TASK REQUIREMENTS –
Search the data for "jakearchibald". Return each matching line.

Page and application data records

===============

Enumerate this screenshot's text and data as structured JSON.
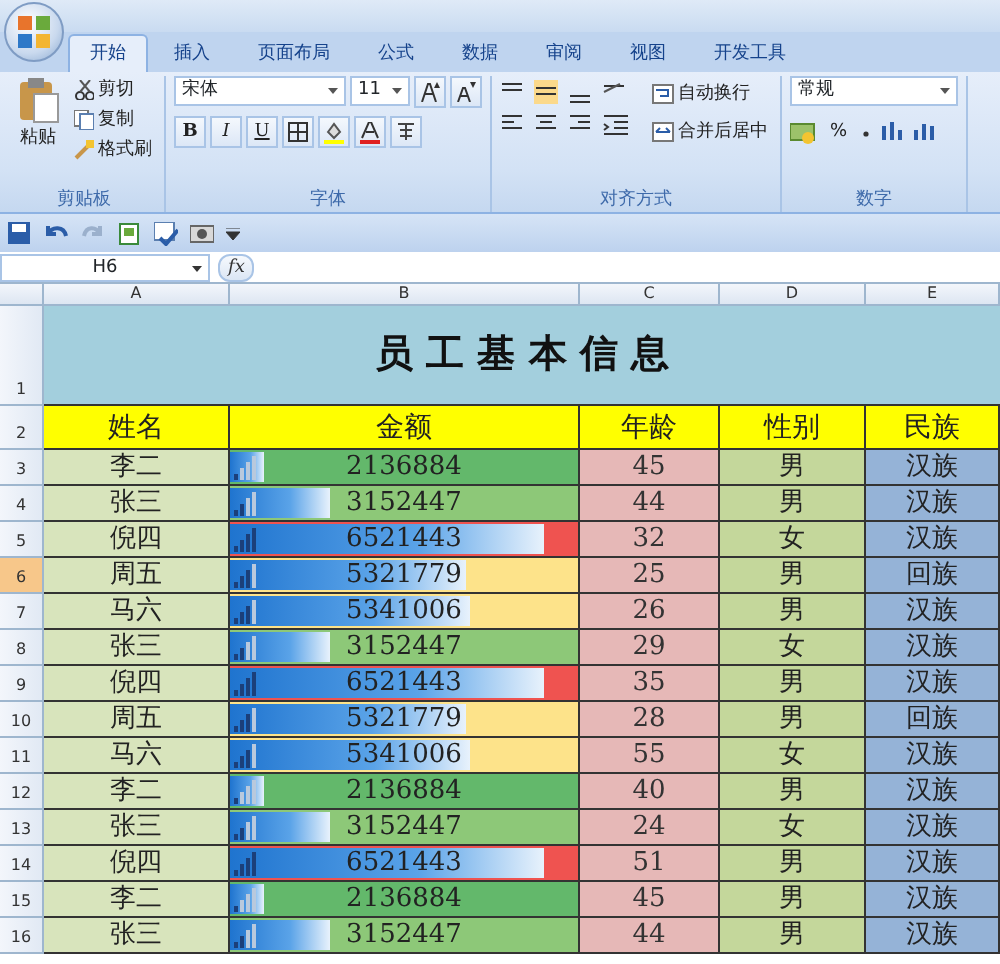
{
  "tabs": [
    {
      "label": "开始",
      "selected": true
    },
    {
      "label": "插入",
      "selected": false
    },
    {
      "label": "页面布局",
      "selected": false
    },
    {
      "label": "公式",
      "selected": false
    },
    {
      "label": "数据",
      "selected": false
    },
    {
      "label": "审阅",
      "selected": false
    },
    {
      "label": "视图",
      "selected": false
    },
    {
      "label": "开发工具",
      "selected": false
    }
  ],
  "ribbon": {
    "clipboard": {
      "label": "剪贴板",
      "paste": "粘贴",
      "cut": "剪切",
      "copy": "复制",
      "format_painter": "格式刷"
    },
    "font": {
      "label": "字体",
      "font_name": "宋体",
      "font_size": "11",
      "bold": "B",
      "italic": "I",
      "underline": "U"
    },
    "alignment": {
      "label": "对齐方式",
      "wrap_text": "自动换行",
      "merge_center": "合并后居中"
    },
    "number": {
      "label": "数字",
      "format": "常规",
      "percent": "%"
    }
  },
  "formula_bar": {
    "name_box": "H6",
    "fx": "fx"
  },
  "columns": [
    "A",
    "B",
    "C",
    "D",
    "E"
  ],
  "sheet": {
    "title_row": "1",
    "title": "员 工 基 本 信 息",
    "header_row": "2",
    "header": [
      "姓名",
      "金额",
      "年龄",
      "性别",
      "民族"
    ],
    "rows": [
      {
        "number": "3",
        "selected": false,
        "name": "李二",
        "amount": "2136884",
        "level": 0.1,
        "color": "#63b86b",
        "age": "45",
        "gender": "男",
        "ethnicity": "汉族"
      },
      {
        "number": "4",
        "selected": false,
        "name": "张三",
        "amount": "3152447",
        "level": 0.29,
        "color": "#8dc878",
        "age": "44",
        "gender": "男",
        "ethnicity": "汉族"
      },
      {
        "number": "5",
        "selected": false,
        "name": "倪四",
        "amount": "6521443",
        "level": 0.9,
        "color": "#ef5350",
        "age": "32",
        "gender": "女",
        "ethnicity": "汉族"
      },
      {
        "number": "6",
        "selected": true,
        "name": "周五",
        "amount": "5321779",
        "level": 0.68,
        "color": "#fde38a",
        "age": "25",
        "gender": "男",
        "ethnicity": "回族"
      },
      {
        "number": "7",
        "selected": false,
        "name": "马六",
        "amount": "5341006",
        "level": 0.69,
        "color": "#fde38a",
        "age": "26",
        "gender": "男",
        "ethnicity": "汉族"
      },
      {
        "number": "8",
        "selected": false,
        "name": "张三",
        "amount": "3152447",
        "level": 0.29,
        "color": "#8dc878",
        "age": "29",
        "gender": "女",
        "ethnicity": "汉族"
      },
      {
        "number": "9",
        "selected": false,
        "name": "倪四",
        "amount": "6521443",
        "level": 0.9,
        "color": "#ef5350",
        "age": "35",
        "gender": "男",
        "ethnicity": "汉族"
      },
      {
        "number": "10",
        "selected": false,
        "name": "周五",
        "amount": "5321779",
        "level": 0.68,
        "color": "#fde38a",
        "age": "28",
        "gender": "男",
        "ethnicity": "回族"
      },
      {
        "number": "11",
        "selected": false,
        "name": "马六",
        "amount": "5341006",
        "level": 0.69,
        "color": "#fde38a",
        "age": "55",
        "gender": "女",
        "ethnicity": "汉族"
      },
      {
        "number": "12",
        "selected": false,
        "name": "李二",
        "amount": "2136884",
        "level": 0.1,
        "color": "#63b86b",
        "age": "40",
        "gender": "男",
        "ethnicity": "汉族"
      },
      {
        "number": "13",
        "selected": false,
        "name": "张三",
        "amount": "3152447",
        "level": 0.29,
        "color": "#8dc878",
        "age": "24",
        "gender": "女",
        "ethnicity": "汉族"
      },
      {
        "number": "14",
        "selected": false,
        "name": "倪四",
        "amount": "6521443",
        "level": 0.9,
        "color": "#ef5350",
        "age": "51",
        "gender": "男",
        "ethnicity": "汉族"
      },
      {
        "number": "15",
        "selected": false,
        "name": "李二",
        "amount": "2136884",
        "level": 0.1,
        "color": "#63b86b",
        "age": "45",
        "gender": "男",
        "ethnicity": "汉族"
      },
      {
        "number": "16",
        "selected": false,
        "name": "张三",
        "amount": "3152447",
        "level": 0.29,
        "color": "#8dc878",
        "age": "44",
        "gender": "男",
        "ethnicity": "汉族"
      }
    ]
  }
}
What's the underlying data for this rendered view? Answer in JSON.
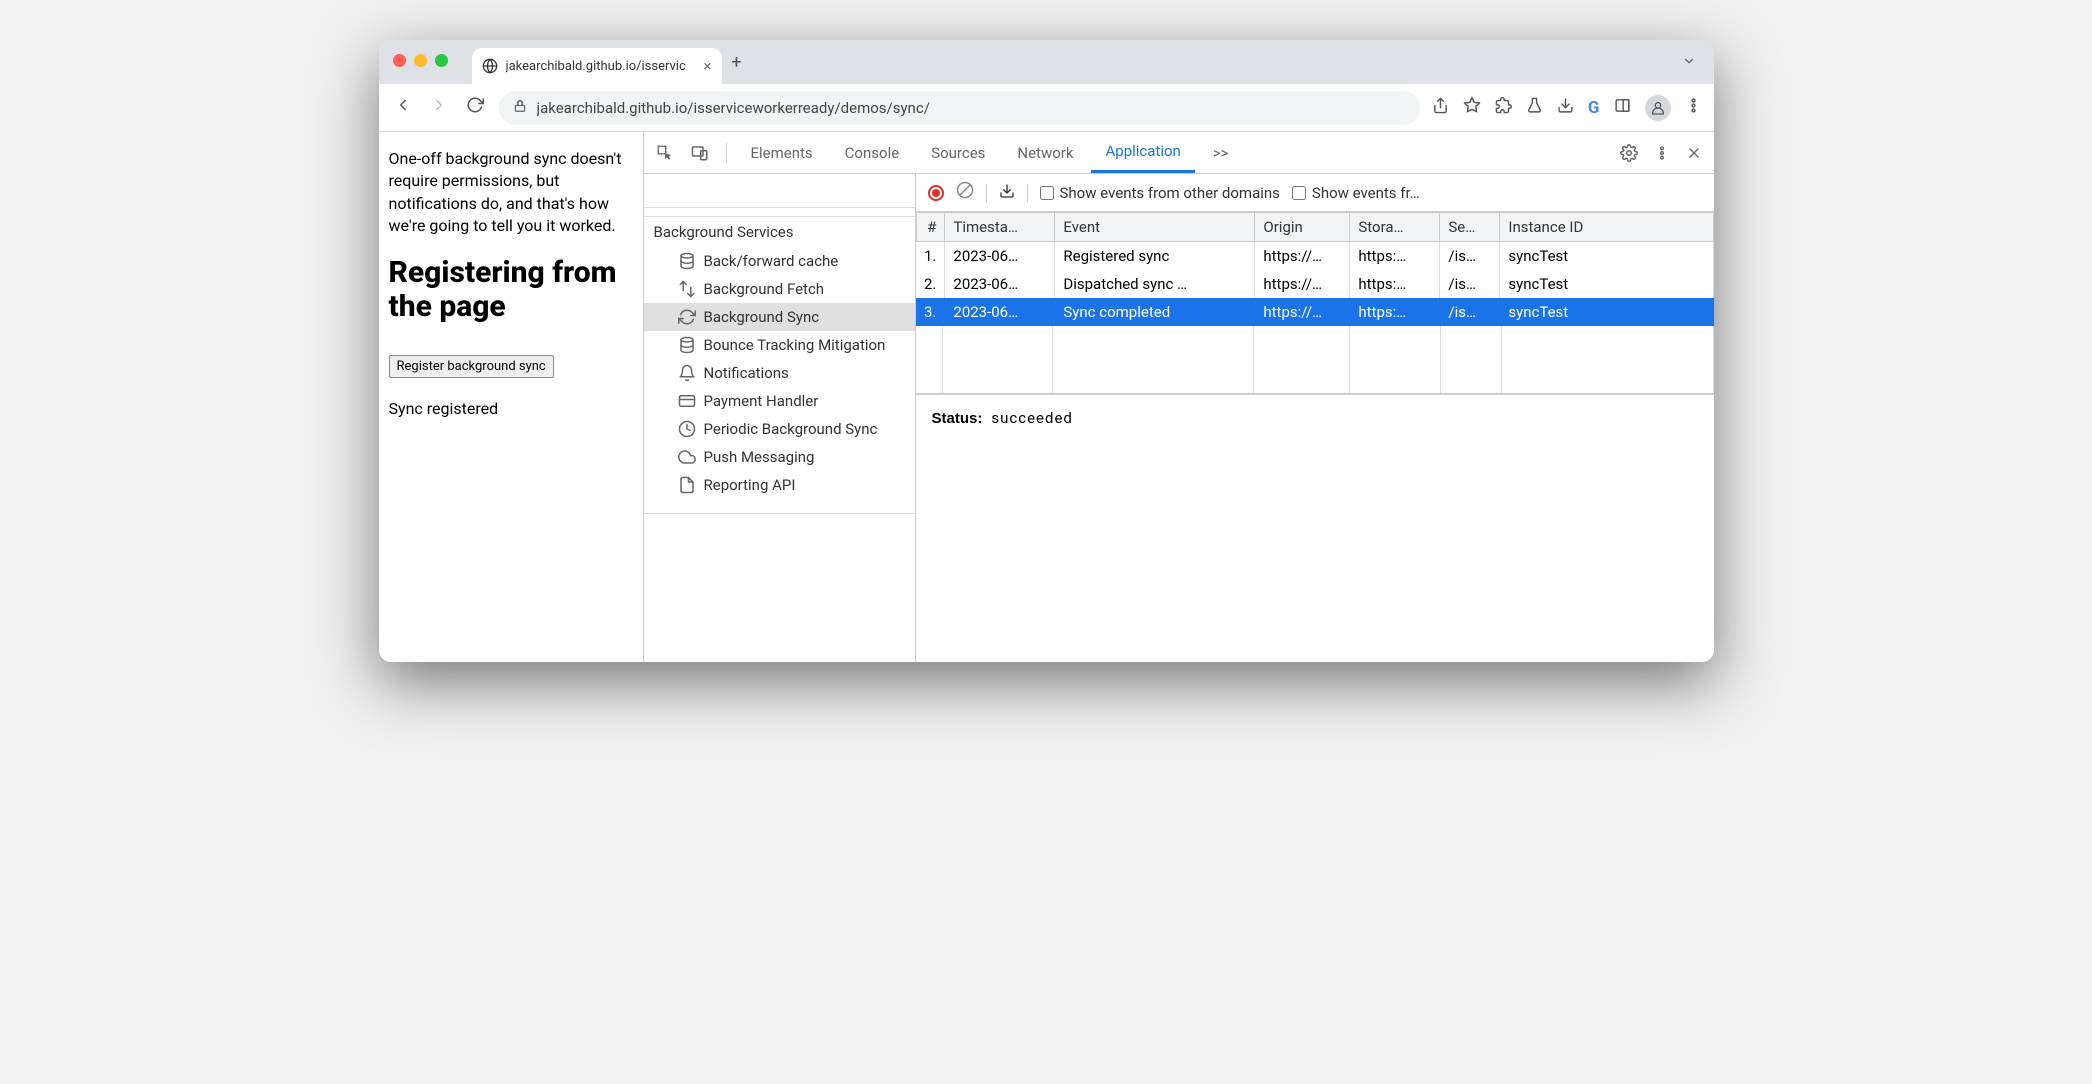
{
  "tab": {
    "title": "jakearchibald.github.io/isservic"
  },
  "toolbar": {
    "url": "jakearchibald.github.io/isserviceworkerready/demos/sync/"
  },
  "page": {
    "intro": "One-off background sync doesn't require permissions, but notifications do, and that's how we're going to tell you it worked.",
    "heading": "Registering from the page",
    "button": "Register background sync",
    "status": "Sync registered"
  },
  "devtools": {
    "tabs": [
      "Elements",
      "Console",
      "Sources",
      "Network",
      "Application"
    ],
    "active_tab": "Application",
    "more_tabs": ">>",
    "sidebar": {
      "section": "Background Services",
      "items": [
        {
          "label": "Back/forward cache",
          "icon": "database"
        },
        {
          "label": "Background Fetch",
          "icon": "updown"
        },
        {
          "label": "Background Sync",
          "icon": "sync",
          "selected": true
        },
        {
          "label": "Bounce Tracking Mitigation",
          "icon": "database"
        },
        {
          "label": "Notifications",
          "icon": "bell"
        },
        {
          "label": "Payment Handler",
          "icon": "card"
        },
        {
          "label": "Periodic Background Sync",
          "icon": "clock"
        },
        {
          "label": "Push Messaging",
          "icon": "cloud"
        },
        {
          "label": "Reporting API",
          "icon": "file"
        }
      ]
    },
    "subtoolbar": {
      "check1": "Show events from other domains",
      "check2": "Show events fr…"
    },
    "table": {
      "columns": [
        "#",
        "Timesta…",
        "Event",
        "Origin",
        "Stora…",
        "Se…",
        "Instance ID"
      ],
      "rows": [
        {
          "n": "1.",
          "ts": "2023-06…",
          "event": "Registered sync",
          "origin": "https://…",
          "storage": "https:…",
          "scope": "/is…",
          "instance": "syncTest"
        },
        {
          "n": "2.",
          "ts": "2023-06…",
          "event": "Dispatched sync …",
          "origin": "https://…",
          "storage": "https:…",
          "scope": "/is…",
          "instance": "syncTest"
        },
        {
          "n": "3.",
          "ts": "2023-06…",
          "event": "Sync completed",
          "origin": "https://…",
          "storage": "https:…",
          "scope": "/is…",
          "instance": "syncTest",
          "selected": true
        }
      ]
    },
    "status": {
      "label": "Status:",
      "value": "succeeded"
    }
  }
}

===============

WRITTEN REPLY –
    "title": "jakearchibald.github.io/isservic"
    "url": "jakearchibald.github.io/isserviceworkerready/demos/sync/"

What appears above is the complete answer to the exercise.